I Example 3 Dry batteries of the magnesium chloride type are made, consisting of three cells. 20% of a gelatinizing agent consisting of 66 3 921 of lignin residue of the saccharification of wood and 33 of wheat flour are added to the electrolyte. Even without being heated to 90, the electrolyte of the batteries turns stiff within 2 to 3 hours. The result of the permanent discharge is th following:

Terminal voltage, unconnected 5.82 volts Starting voltage 5.19 volts Period of discharge above and down to 2.5 volts:2 hours Total discharge period above Example 4 Dry batteries of the magnesium chloride type, consisting-of three cells, are made. The electro- 5 lyte contains 20% of a gelatinizing agent, which consists of 90% lignin derived from the saccharification of Wood and of wheat flour. Permanent discharge results in:

Terminal voltage, un-

connected 5.70 volts Starting voltage 5.16 volts Period of discharge above and down to 2.5 V01tSI2 /3 hours (1 /3) Total discharg period above and down to 1.8 volts:4 /z hours (3%.)

The numbers in parentheses have the same meaning as in Example 2. The batteries recover well, when discharge is interrupted. The storage stability corresponds to what is required of such like batteries.

Having thus described our invention in detail and by way of several examples, yet we do not wish to be limited thereby, except as the state of the art and the appended claims may require,

for it is obvious that various modifications and changes may be made in the form of embodiment of our invention, without departing from the spirit and scope thereof.

What we claim is:

1. Preparing a paste of the chloride electrolyte solution for a dry cell, comprising admixing the lignin residue of saccharification of ve etable matter selected from the class consisting of wood 5 and straw as a gelatinizing agent to the electrolyte solution, and gelatinizing the mixture by heating it to substantially 90 C.
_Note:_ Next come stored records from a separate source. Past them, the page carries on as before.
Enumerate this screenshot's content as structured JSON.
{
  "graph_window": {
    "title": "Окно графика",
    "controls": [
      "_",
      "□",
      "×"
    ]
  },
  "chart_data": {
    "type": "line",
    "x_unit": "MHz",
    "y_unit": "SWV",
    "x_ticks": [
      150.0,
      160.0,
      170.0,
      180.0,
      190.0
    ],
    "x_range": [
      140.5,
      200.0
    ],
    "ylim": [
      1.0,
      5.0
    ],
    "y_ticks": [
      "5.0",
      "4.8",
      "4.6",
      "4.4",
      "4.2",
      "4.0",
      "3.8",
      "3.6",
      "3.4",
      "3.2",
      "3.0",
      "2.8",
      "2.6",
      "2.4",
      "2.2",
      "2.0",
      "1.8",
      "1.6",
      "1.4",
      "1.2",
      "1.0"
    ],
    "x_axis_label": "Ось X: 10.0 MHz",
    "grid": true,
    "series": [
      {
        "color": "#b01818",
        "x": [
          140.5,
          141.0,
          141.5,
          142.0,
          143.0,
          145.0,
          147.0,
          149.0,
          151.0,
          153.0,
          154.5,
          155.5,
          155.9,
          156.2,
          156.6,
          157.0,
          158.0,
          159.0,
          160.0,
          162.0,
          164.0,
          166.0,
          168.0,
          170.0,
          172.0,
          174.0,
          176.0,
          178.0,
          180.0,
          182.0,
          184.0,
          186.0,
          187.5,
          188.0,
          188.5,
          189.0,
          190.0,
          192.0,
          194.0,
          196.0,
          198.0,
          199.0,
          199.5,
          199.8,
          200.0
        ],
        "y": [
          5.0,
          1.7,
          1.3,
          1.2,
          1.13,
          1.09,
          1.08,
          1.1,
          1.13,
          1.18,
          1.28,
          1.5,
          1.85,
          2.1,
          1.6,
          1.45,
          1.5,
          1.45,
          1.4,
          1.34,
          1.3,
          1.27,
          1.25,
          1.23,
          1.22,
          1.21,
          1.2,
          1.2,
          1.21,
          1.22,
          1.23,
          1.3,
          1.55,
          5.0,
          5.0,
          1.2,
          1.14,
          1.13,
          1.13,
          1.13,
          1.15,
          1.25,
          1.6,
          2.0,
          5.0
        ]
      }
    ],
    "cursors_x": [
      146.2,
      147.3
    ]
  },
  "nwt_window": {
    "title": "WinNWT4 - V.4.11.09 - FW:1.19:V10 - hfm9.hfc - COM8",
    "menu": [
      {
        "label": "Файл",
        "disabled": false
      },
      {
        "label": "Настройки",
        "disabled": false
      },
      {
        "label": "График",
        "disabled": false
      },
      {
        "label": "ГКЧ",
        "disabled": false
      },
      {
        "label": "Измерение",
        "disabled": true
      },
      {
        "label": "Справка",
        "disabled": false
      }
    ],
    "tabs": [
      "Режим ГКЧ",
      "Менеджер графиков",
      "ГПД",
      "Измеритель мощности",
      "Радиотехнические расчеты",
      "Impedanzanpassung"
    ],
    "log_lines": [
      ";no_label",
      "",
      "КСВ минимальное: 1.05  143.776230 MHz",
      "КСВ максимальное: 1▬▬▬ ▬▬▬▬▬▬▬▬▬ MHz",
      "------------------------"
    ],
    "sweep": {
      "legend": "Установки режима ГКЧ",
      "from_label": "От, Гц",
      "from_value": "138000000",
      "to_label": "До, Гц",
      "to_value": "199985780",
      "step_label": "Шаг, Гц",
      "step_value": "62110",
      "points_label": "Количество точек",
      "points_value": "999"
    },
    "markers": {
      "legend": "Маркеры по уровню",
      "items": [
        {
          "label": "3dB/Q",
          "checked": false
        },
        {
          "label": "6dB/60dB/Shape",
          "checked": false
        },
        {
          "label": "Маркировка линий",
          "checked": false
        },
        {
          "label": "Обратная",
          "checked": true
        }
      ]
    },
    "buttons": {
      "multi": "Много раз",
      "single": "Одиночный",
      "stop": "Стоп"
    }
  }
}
2. Preparing a paste of the chloride electrolyte solution for a dry cell, comprising admixing the lignin residue of saccharification of vegetable matter selected from the class consisting of wood and straw as a gelatinizing agent to the electrolyte solution, and gelatinzing the mixture while keeping it at room-temperature.
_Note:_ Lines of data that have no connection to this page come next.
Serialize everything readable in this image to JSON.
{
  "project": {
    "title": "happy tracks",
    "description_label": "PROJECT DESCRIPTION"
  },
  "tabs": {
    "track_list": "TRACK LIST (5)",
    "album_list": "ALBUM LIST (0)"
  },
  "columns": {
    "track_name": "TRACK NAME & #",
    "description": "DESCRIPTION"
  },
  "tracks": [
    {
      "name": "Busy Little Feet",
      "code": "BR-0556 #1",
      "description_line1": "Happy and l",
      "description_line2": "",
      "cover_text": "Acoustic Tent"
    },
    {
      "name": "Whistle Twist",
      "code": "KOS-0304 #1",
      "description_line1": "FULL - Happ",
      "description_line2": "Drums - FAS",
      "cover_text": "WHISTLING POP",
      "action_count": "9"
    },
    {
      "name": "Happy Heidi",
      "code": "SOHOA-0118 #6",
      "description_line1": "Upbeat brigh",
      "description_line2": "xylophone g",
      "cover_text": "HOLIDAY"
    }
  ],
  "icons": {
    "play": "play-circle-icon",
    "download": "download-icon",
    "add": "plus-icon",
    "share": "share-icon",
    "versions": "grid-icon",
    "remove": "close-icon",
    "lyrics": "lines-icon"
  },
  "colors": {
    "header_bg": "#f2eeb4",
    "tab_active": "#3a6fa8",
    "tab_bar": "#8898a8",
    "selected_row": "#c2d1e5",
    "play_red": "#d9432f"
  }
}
3. A dry cell containing a chloride electrolyte gelatinized by lignin residue of saccharification of vegetable matter selectedfrom the class consisting of wood and straw.

4. A dry cell containing a chloride electrolyte gelatinized by a mixture of a lignin residue of saccharification of vegetable matter selected from the class consisting of wood and straw with flour.
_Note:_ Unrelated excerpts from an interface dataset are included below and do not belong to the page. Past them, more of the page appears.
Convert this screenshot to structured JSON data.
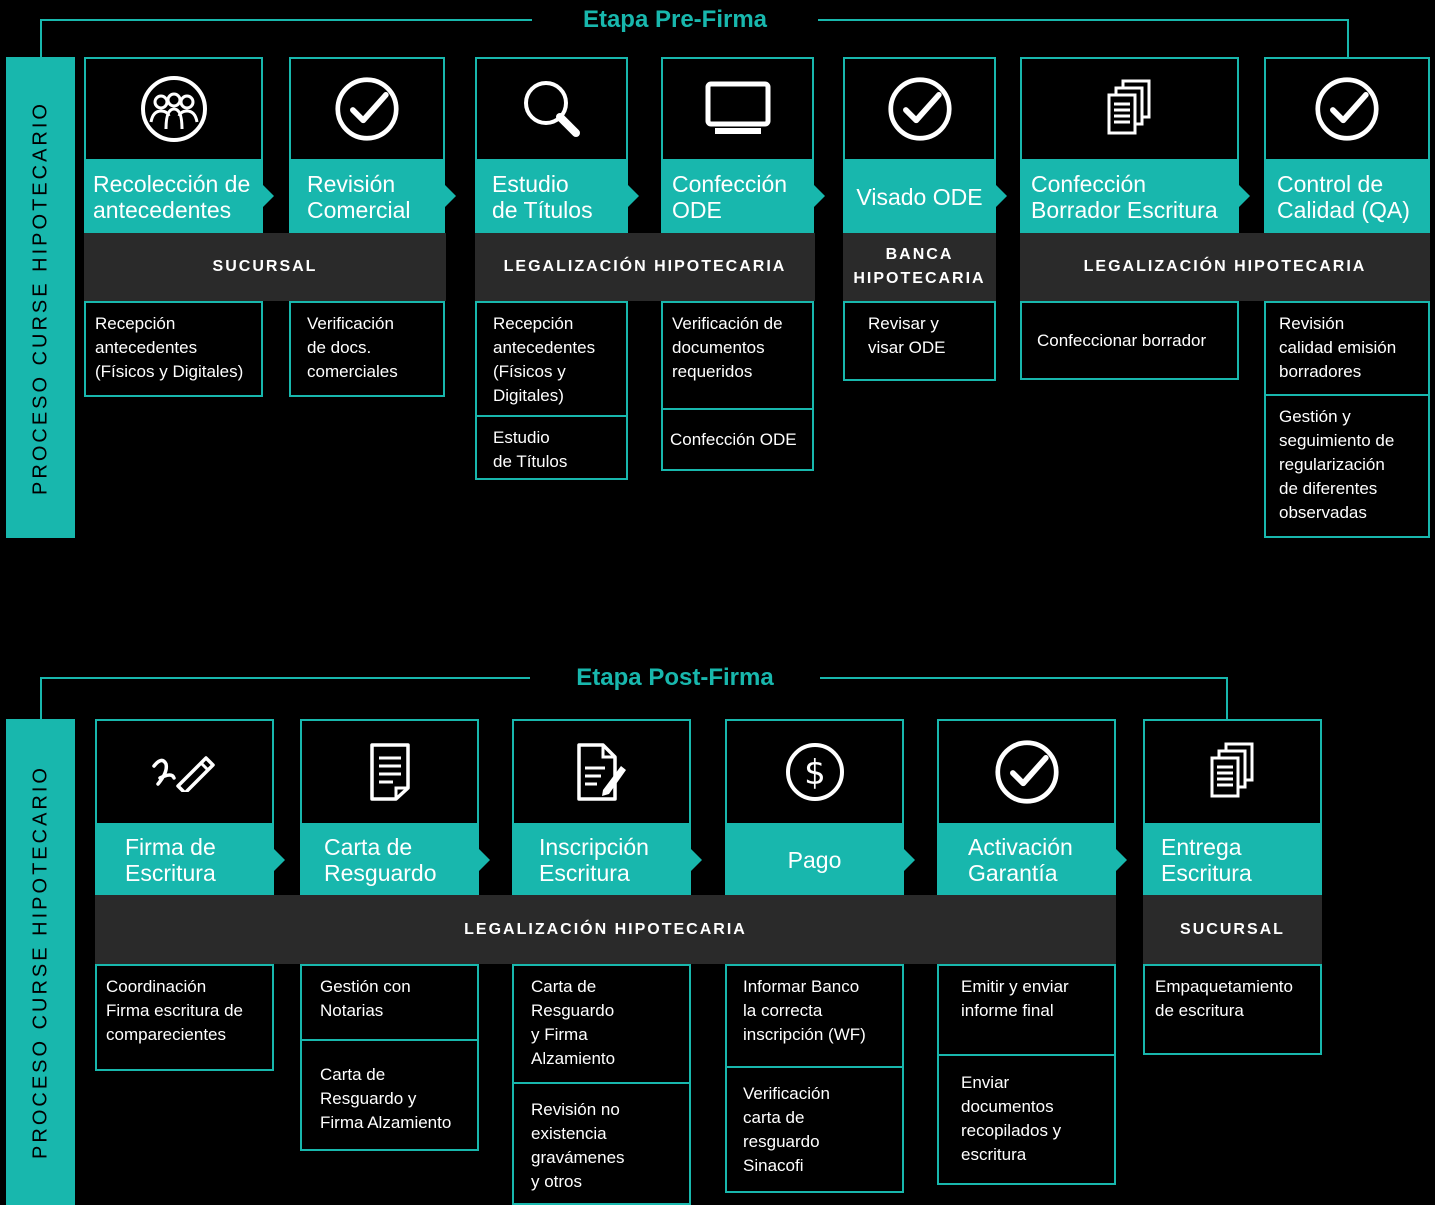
{
  "colors": {
    "accent": "#18b7ad",
    "background": "#000000",
    "area_band": "#2a2a2a"
  },
  "pre": {
    "title": "Etapa Pre-Firma",
    "side_label": "PROCESO CURSE HIPOTECARIO",
    "steps": [
      {
        "label": "Recolección de\nantecedentes",
        "icon": "group-icon"
      },
      {
        "label": "Revisión\nComercial",
        "icon": "check-circle-icon"
      },
      {
        "label": "Estudio\nde Títulos",
        "icon": "magnifier-icon"
      },
      {
        "label": "Confección\nODE",
        "icon": "monitor-icon"
      },
      {
        "label": "Visado ODE",
        "icon": "check-circle-icon"
      },
      {
        "label": "Confección\nBorrador Escritura",
        "icon": "documents-icon"
      },
      {
        "label": "Control de\nCalidad (QA)",
        "icon": "check-circle-icon"
      }
    ],
    "areas": [
      "SUCURSAL",
      "LEGALIZACIÓN HIPOTECARIA",
      "BANCA\nHIPOTECARIA",
      "LEGALIZACIÓN HIPOTECARIA"
    ],
    "tasks": [
      "Recepción\nantecedentes\n(Físicos y Digitales)",
      "Verificación\nde docs.\ncomerciales",
      "Recepción\nantecedentes\n(Físicos y\nDigitales)",
      "Estudio\nde Títulos",
      "Verificación de\ndocumentos\nrequeridos",
      "Confección ODE",
      "Revisar y\nvisar ODE",
      "Confeccionar borrador",
      "Revisión\ncalidad emisión\nborradores",
      "Gestión y\nseguimiento de\nregularización\nde diferentes\nobservadas"
    ]
  },
  "post": {
    "title": "Etapa Post-Firma",
    "side_label": "PROCESO CURSE HIPOTECARIO",
    "steps": [
      {
        "label": "Firma de\nEscritura",
        "icon": "signature-pen-icon"
      },
      {
        "label": "Carta de\nResguardo",
        "icon": "document-icon"
      },
      {
        "label": "Inscripción\nEscritura",
        "icon": "document-edit-icon"
      },
      {
        "label": "Pago",
        "icon": "dollar-icon"
      },
      {
        "label": "Activación\nGarantía",
        "icon": "check-circle-icon"
      },
      {
        "label": "Entrega\nEscritura",
        "icon": "documents-icon"
      }
    ],
    "areas": [
      "LEGALIZACIÓN HIPOTECARIA",
      "SUCURSAL"
    ],
    "tasks": [
      "Coordinación\nFirma escritura de\ncomparecientes",
      "Gestión con\nNotarias",
      "Carta de\nResguardo y\nFirma Alzamiento",
      "Carta de\nResguardo\ny Firma\nAlzamiento",
      "Revisión no\nexistencia\ngravámenes\ny otros",
      "Informar Banco\nla correcta\ninscripción (WF)",
      "Verificación\ncarta de\nresguardo\nSinacofi",
      "Emitir y enviar\ninforme final",
      "Enviar\ndocumentos\nrecopilados y\nescritura",
      "Empaquetamiento\nde escritura"
    ]
  }
}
RICHARD MUILER.

HARRY LEE.

and down to 1.8 volts:4 /2 hours i

Referenced by
Citing PatentFiling datePublication dateApplicantTitle
US4797190 *Oct 6, 1986Jan 10, 1989T And G. CorporationIonic semiconductor materials and applications thereof
Classifications
U.S. Classification429/301, 429/199
International ClassificationH01M6/22
Cooperative ClassificationY02E60/12, H01M6/22
European ClassificationH01M6/22